Objective: To identify the predictive factors (with emphasis on diagnostic delay) associated with the diagnosis of an advanced-clinical stage head and neck cancer.
Design: Cross-sectional study of patients with head and neck cancer originally recruited for a case-control study.
Setting: Three referral oncological centers in metropolitan areas in southern Brazil: São Paulo, Curitiba, and Goiânia.
Patients: The study population comprised 679 patients recently diagnosed as having a previously untreated head and neck squamous cell carcinoma.
Main outcome measure: Diagnosis of advanced disease (clinical stage III-IV) head and neck cancer.

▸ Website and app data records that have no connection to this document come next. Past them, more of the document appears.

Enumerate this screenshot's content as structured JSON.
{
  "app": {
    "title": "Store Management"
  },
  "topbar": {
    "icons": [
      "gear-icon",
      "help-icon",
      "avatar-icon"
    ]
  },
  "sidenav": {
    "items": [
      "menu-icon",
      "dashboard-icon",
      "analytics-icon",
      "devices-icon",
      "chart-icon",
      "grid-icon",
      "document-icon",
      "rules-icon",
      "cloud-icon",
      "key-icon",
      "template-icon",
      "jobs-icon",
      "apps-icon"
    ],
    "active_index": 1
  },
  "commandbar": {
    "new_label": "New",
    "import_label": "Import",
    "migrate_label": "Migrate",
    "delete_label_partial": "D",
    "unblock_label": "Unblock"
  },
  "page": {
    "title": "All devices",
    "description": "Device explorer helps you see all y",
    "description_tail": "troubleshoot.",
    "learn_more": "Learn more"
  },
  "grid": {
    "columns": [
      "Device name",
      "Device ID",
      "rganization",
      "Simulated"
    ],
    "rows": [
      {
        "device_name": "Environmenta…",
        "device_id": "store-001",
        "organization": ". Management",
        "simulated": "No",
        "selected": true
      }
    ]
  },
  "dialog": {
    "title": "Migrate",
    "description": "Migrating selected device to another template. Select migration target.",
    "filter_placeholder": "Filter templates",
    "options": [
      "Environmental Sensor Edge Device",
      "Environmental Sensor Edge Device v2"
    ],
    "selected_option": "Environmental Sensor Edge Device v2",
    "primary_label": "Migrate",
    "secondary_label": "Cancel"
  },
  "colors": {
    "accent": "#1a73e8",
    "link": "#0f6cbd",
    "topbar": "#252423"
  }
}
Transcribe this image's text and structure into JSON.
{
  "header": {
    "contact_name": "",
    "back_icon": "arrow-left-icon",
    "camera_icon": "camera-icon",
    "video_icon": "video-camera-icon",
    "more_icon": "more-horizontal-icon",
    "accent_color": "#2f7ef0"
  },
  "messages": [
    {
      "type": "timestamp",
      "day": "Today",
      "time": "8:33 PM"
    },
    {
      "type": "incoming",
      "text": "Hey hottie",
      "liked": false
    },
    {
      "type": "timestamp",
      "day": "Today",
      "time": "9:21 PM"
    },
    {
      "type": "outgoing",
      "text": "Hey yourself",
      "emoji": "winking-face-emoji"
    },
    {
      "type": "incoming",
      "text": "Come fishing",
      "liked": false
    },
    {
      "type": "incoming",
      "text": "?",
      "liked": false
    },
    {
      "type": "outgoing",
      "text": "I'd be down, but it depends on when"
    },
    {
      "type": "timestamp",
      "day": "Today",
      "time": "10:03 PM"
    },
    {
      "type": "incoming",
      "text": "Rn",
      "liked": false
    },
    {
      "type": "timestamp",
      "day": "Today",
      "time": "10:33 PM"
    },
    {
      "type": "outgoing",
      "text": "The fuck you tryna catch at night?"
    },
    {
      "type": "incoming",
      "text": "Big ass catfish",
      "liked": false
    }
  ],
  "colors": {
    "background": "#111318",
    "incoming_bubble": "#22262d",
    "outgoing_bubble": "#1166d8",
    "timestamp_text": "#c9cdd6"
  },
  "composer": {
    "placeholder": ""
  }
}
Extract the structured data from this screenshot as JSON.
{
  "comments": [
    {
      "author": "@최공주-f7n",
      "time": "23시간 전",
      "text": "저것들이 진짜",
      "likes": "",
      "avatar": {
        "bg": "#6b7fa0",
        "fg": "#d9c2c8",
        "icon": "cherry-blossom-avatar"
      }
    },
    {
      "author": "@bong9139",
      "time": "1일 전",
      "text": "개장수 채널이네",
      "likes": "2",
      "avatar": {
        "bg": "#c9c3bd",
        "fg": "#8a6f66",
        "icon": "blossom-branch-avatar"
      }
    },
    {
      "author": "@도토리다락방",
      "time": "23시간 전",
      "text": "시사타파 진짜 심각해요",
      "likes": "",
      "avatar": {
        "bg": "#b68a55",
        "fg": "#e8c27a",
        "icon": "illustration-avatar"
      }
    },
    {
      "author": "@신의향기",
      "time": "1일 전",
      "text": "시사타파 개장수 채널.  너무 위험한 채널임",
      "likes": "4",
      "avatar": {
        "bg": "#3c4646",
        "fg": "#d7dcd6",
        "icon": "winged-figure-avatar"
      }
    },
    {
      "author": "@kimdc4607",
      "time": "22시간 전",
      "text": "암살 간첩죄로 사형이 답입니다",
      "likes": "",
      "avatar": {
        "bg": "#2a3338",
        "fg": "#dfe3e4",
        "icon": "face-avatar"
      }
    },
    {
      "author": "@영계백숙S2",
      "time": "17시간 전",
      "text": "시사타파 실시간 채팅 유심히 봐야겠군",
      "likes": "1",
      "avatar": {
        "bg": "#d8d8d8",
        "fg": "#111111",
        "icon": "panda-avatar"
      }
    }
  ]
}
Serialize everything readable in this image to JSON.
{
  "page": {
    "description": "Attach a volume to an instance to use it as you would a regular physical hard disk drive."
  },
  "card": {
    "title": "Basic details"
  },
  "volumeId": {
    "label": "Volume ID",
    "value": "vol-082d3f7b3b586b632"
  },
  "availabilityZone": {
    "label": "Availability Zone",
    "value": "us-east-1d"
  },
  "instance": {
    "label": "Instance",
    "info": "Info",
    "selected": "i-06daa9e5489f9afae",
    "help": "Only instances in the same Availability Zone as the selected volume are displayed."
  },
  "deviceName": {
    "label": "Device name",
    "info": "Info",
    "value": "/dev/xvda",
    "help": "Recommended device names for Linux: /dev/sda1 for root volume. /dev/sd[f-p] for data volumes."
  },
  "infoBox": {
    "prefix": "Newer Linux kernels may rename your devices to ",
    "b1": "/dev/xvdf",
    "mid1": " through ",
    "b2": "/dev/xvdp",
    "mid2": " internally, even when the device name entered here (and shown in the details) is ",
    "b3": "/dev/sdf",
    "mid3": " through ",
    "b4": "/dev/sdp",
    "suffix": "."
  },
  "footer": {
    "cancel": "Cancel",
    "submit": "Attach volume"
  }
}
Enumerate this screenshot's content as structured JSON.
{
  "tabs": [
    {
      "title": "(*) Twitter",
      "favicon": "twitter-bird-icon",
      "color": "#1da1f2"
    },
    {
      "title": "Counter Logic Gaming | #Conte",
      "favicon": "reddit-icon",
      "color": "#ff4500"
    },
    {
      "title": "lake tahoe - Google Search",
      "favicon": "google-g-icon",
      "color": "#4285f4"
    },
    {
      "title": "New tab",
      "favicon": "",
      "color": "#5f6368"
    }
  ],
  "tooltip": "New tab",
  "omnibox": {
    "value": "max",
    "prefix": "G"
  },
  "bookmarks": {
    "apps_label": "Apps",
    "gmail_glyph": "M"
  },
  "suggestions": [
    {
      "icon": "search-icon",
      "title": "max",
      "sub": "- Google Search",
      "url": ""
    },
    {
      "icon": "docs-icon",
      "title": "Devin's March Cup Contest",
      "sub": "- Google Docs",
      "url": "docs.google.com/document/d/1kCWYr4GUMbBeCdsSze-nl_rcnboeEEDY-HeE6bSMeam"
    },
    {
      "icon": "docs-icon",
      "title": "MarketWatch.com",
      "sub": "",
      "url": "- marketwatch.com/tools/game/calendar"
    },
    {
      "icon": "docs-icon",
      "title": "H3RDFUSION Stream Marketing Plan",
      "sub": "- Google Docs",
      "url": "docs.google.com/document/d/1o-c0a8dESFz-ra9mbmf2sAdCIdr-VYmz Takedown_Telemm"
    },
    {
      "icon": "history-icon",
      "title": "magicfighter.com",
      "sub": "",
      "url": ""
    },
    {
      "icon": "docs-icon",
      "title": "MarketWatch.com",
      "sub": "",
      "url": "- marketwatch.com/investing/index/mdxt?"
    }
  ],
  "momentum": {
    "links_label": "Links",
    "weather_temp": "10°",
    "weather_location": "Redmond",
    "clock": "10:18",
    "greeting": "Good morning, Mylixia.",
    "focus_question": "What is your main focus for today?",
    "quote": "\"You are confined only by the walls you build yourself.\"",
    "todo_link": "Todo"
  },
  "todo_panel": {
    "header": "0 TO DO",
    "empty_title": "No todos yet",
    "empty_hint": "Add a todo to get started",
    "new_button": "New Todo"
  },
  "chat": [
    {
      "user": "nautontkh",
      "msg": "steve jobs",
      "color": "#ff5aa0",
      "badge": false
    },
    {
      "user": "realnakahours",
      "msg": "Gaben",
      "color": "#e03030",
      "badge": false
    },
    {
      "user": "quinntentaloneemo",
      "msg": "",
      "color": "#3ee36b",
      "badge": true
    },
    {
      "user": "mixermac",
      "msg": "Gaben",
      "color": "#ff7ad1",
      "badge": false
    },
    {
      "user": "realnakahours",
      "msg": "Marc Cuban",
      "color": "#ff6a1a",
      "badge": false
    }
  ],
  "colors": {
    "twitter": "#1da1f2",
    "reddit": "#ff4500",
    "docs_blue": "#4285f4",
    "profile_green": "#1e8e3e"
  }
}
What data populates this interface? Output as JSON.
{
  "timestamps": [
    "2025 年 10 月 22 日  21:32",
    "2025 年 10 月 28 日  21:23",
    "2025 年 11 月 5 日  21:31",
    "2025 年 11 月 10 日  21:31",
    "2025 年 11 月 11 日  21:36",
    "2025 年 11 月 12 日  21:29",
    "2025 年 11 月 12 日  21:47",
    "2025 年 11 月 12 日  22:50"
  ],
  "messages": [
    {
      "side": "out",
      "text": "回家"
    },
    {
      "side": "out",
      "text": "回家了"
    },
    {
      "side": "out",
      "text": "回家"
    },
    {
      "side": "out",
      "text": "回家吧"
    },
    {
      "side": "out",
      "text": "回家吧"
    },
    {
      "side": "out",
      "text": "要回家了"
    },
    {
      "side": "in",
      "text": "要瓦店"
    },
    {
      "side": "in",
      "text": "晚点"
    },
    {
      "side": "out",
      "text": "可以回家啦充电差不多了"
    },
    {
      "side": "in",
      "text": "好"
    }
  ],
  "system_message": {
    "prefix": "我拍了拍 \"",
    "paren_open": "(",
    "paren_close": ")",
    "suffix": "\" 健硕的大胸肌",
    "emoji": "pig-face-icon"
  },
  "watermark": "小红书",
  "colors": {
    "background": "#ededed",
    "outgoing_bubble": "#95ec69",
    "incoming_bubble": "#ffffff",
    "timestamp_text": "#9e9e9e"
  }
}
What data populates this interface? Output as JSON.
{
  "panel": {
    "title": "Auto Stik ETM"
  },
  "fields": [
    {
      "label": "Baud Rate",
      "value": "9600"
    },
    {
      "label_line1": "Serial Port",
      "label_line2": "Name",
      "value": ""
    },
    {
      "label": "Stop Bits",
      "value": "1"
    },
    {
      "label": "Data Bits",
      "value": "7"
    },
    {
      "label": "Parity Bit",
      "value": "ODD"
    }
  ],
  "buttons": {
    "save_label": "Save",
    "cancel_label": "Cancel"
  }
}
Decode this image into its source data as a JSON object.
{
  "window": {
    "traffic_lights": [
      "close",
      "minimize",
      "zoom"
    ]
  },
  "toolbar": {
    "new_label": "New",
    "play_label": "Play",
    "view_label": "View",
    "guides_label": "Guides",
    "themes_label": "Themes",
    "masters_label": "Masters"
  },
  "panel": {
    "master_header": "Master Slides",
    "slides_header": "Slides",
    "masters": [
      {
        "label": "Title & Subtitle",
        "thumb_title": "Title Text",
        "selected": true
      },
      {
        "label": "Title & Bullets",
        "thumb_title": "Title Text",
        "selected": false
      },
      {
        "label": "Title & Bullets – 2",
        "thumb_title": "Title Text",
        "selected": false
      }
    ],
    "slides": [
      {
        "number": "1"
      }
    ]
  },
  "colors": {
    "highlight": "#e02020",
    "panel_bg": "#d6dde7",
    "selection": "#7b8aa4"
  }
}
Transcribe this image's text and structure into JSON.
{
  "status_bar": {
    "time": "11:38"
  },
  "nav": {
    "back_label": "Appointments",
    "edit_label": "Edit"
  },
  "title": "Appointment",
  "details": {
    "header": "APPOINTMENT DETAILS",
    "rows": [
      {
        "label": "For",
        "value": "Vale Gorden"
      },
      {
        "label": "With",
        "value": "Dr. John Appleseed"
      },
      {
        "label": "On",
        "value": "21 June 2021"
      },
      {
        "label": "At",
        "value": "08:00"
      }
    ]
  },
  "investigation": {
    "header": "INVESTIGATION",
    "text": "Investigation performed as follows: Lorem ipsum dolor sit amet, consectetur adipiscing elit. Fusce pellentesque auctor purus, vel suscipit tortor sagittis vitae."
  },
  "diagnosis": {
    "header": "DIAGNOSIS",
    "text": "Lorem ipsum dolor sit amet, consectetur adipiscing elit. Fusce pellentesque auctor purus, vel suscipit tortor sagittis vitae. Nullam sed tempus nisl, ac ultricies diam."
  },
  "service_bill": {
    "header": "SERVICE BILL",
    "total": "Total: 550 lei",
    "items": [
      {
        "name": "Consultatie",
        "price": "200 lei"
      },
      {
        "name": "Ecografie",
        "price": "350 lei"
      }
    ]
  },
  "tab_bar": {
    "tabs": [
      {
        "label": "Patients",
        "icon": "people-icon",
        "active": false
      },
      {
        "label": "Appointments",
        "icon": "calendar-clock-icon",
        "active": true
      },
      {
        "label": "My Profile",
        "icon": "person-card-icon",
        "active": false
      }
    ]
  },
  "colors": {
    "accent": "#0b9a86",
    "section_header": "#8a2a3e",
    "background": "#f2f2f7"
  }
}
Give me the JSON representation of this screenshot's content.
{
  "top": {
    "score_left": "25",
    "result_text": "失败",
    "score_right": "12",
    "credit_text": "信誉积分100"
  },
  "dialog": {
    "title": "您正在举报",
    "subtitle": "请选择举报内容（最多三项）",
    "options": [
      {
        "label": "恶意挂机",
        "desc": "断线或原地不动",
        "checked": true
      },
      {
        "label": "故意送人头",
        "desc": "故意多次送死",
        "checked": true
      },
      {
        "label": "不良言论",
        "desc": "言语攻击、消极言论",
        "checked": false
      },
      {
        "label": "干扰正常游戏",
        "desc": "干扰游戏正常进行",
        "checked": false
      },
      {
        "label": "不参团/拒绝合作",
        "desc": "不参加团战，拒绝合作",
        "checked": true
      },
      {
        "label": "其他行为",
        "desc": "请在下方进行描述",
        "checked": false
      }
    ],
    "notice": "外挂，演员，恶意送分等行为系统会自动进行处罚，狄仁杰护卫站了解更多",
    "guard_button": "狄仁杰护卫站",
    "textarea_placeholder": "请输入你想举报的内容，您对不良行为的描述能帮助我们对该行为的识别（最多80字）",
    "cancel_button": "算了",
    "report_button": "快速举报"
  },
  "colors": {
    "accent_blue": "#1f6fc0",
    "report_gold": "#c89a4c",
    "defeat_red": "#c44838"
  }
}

Results: Patients with laryngeal and hypopharyngeal cancers were more likely to be diagnosed as having advanced disease than those with lip, oral, and oropharyngeal cancers (88.0% vs 74.6%) (P<.001). Patient delay was inversely associated with clinical stage at diagnosis in patients with the same cancers, while professional delay was directly associated with a higher risk of advanced clinical stage at diagnosis (P =.001 and P =.006, respectively). In the analysis of laryngeal and hypopharyngeal cancer, both patient and professional delays were associated with advanced disease, with patient delay being a stronger predictive factor than professional delay.
Conclusions: Clinical stage at diagnosis was associated with sociodemographic characteristics, patient delay, and professional delay. Our results indicate that continued educational programs for the population and health care professionals regarding the identification of early symptoms of head and neck cancers are warranted.